■ Work item ■
Would you return the entries below word for word?

■ Data supplied ■

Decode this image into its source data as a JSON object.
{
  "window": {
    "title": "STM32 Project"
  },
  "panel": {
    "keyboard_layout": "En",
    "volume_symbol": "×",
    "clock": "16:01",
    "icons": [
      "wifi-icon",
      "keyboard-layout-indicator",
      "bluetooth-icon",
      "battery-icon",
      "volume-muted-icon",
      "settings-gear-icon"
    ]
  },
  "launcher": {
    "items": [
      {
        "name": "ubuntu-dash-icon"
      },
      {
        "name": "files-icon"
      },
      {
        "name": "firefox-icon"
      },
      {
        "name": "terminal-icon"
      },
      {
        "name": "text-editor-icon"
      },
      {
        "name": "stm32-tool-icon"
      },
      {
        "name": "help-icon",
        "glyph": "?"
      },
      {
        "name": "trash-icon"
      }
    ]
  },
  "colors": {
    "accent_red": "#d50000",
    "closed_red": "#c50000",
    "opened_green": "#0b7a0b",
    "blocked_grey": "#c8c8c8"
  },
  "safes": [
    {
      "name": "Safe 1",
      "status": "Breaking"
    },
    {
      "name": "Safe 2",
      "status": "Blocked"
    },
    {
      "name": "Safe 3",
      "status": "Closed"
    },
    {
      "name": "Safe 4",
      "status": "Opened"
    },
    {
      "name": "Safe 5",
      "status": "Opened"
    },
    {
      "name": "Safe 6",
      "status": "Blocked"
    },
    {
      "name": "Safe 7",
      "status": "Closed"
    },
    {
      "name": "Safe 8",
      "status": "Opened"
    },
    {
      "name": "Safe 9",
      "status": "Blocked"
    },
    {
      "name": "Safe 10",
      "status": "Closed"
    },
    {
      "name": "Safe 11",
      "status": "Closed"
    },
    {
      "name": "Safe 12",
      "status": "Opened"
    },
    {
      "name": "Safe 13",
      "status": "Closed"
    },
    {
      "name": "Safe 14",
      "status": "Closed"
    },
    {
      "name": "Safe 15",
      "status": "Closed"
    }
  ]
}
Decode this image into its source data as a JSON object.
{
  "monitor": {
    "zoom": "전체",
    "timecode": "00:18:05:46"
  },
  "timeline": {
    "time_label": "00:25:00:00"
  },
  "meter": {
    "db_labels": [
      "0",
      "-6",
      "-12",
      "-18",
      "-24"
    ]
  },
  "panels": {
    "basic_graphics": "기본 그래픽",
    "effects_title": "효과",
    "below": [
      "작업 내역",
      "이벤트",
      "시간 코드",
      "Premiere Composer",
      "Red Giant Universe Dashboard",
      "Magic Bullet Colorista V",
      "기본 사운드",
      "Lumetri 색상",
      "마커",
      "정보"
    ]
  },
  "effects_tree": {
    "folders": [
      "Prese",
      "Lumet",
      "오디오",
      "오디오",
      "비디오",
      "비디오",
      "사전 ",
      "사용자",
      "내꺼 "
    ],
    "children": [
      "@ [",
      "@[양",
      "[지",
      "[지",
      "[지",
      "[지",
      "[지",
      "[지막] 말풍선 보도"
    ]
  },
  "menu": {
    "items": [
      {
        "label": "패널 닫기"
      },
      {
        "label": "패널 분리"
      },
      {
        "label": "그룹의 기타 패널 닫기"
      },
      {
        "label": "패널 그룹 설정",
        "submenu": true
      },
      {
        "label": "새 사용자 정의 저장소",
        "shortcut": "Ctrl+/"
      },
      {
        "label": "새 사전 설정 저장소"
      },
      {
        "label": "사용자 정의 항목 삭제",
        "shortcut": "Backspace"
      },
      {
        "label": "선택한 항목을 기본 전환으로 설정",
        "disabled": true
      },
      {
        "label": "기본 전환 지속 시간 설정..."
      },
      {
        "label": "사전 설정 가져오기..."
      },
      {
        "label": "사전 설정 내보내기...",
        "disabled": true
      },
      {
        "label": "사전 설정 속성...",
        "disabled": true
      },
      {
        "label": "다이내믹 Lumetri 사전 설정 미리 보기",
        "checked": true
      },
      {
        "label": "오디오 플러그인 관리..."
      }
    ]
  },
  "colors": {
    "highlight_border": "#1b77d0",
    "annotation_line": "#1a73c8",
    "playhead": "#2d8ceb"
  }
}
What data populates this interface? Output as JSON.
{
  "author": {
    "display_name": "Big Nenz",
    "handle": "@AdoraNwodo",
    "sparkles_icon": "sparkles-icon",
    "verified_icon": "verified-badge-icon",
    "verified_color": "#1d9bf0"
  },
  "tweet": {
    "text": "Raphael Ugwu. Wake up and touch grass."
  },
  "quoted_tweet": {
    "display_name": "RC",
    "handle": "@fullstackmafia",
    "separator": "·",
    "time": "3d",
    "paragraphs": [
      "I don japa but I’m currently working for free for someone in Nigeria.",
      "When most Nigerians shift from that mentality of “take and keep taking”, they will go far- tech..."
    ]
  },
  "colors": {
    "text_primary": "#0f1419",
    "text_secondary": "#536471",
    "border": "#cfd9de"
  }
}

■ Output ■
Decode this image into its source data as a JSON object.
{
  "window": {
    "title": "STM32 Project"
  },
  "panel": {
    "keyboard_layout": "En",
    "volume_symbol": "×",
    "clock": "16:01",
    "icons": [
      "wifi-icon",
      "keyboard-layout-indicator",
      "bluetooth-icon",
      "battery-icon",
      "volume-muted-icon",
      "settings-gear-icon"
    ]
  },
  "launcher": {
    "items": [
      {
        "name": "ubuntu-dash-icon"
      },
      {
        "name": "files-icon"
      },
      {
        "name": "firefox-icon"
      },
      {
        "name": "terminal-icon"
      },
      {
        "name": "text-editor-icon"
      },
      {
        "name": "stm32-tool-icon"
      },
      {
        "name": "help-icon",
        "glyph": "?"
      },
      {
        "name": "trash-icon"
      }
    ]
  },
  "colors": {
    "accent_red": "#d50000",
    "closed_red": "#c50000",
    "opened_green": "#0b7a0b",
    "blocked_grey": "#c8c8c8"
  },
  "safes": [
    {
      "name": "Safe 1",
      "status": "Breaking"
    },
    {
      "name": "Safe 2",
      "status": "Blocked"
    },
    {
      "name": "Safe 3",
      "status": "Closed"
    },
    {
      "name": "Safe 4",
      "status": "Opened"
    },
    {
      "name": "Safe 5",
      "status": "Opened"
    },
    {
      "name": "Safe 6",
      "status": "Blocked"
    },
    {
      "name": "Safe 7",
      "status": "Closed"
    },
    {
      "name": "Safe 8",
      "status": "Opened"
    },
    {
      "name": "Safe 9",
      "status": "Blocked"
    },
    {
      "name": "Safe 10",
      "status": "Closed"
    },
    {
      "name": "Safe 11",
      "status": "Closed"
    },
    {
      "name": "Safe 12",
      "status": "Opened"
    },
    {
      "name": "Safe 13",
      "status": "Closed"
    },
    {
      "name": "Safe 14",
      "status": "Closed"
    },
    {
      "name": "Safe 15",
      "status": "Closed"
    }
  ]
}
Decode this image into its source data as a JSON object.
{
  "monitor": {
    "zoom": "전체",
    "timecode": "00:18:05:46"
  },
  "timeline": {
    "time_label": "00:25:00:00"
  },
  "meter": {
    "db_labels": [
      "0",
      "-6",
      "-12",
      "-18",
      "-24"
    ]
  },
  "panels": {
    "basic_graphics": "기본 그래픽",
    "effects_title": "효과",
    "below": [
      "작업 내역",
      "이벤트",
      "시간 코드",
      "Premiere Composer",
      "Red Giant Universe Dashboard",
      "Magic Bullet Colorista V",
      "기본 사운드",
      "Lumetri 색상",
      "마커",
      "정보"
    ]
  },
  "effects_tree": {
    "folders": [
      "Prese",
      "Lumet",
      "오디오",
      "오디오",
      "비디오",
      "비디오",
      "사전 ",
      "사용자",
      "내꺼 "
    ],
    "children": [
      "@ [",
      "@[양",
      "[지",
      "[지",
      "[지",
      "[지",
      "[지",
      "[지막] 말풍선 보도"
    ]
  },
  "menu": {
    "items": [
      {
        "label": "패널 닫기"
      },
      {
        "label": "패널 분리"
      },
      {
        "label": "그룹의 기타 패널 닫기"
      },
      {
        "label": "패널 그룹 설정",
        "submenu": true
      },
      {
        "label": "새 사용자 정의 저장소",
        "shortcut": "Ctrl+/"
      },
      {
        "label": "새 사전 설정 저장소"
      },
      {
        "label": "사용자 정의 항목 삭제",
        "shortcut": "Backspace"
      },
      {
        "label": "선택한 항목을 기본 전환으로 설정",
        "disabled": true
      },
      {
        "label": "기본 전환 지속 시간 설정..."
      },
      {
        "label": "사전 설정 가져오기..."
      },
      {
        "label": "사전 설정 내보내기...",
        "disabled": true
      },
      {
        "label": "사전 설정 속성...",
        "disabled": true
      },
      {
        "label": "다이내믹 Lumetri 사전 설정 미리 보기",
        "checked": true
      },
      {
        "label": "오디오 플러그인 관리..."
      }
    ]
  },
  "colors": {
    "highlight_border": "#1b77d0",
    "annotation_line": "#1a73c8",
    "playhead": "#2d8ceb"
  }
}
What data populates this interface? Output as JSON.
{
  "author": {
    "display_name": "Big Nenz",
    "handle": "@AdoraNwodo",
    "sparkles_icon": "sparkles-icon",
    "verified_icon": "verified-badge-icon",
    "verified_color": "#1d9bf0"
  },
  "tweet": {
    "text": "Raphael Ugwu. Wake up and touch grass."
  },
  "quoted_tweet": {
    "display_name": "RC",
    "handle": "@fullstackmafia",
    "separator": "·",
    "time": "3d",
    "paragraphs": [
      "I don japa but I’m currently working for free for someone in Nigeria.",
      "When most Nigerians shift from that mentality of “take and keep taking”, they will go far- tech..."
    ]
  },
  "colors": {
    "text_primary": "#0f1419",
    "text_secondary": "#536471",
    "border": "#cfd9de"
  }
}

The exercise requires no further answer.